┏━━

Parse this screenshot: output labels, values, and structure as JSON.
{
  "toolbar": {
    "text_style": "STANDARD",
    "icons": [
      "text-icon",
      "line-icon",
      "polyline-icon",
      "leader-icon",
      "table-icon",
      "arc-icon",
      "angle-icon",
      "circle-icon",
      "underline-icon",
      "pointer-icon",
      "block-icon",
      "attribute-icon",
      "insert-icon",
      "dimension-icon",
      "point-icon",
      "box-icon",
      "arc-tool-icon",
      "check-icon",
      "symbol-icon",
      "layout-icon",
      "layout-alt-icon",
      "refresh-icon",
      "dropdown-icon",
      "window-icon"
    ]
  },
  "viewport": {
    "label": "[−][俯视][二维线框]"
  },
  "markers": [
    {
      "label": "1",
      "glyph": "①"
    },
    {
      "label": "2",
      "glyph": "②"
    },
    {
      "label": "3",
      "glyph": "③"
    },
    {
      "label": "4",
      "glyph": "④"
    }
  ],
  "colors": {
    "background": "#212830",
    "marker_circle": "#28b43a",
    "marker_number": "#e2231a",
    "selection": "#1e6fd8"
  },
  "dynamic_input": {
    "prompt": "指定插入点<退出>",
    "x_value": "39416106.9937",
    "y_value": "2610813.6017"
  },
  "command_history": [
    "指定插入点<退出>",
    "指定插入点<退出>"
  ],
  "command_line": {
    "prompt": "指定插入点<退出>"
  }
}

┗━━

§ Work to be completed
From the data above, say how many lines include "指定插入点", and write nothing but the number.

§ Result
4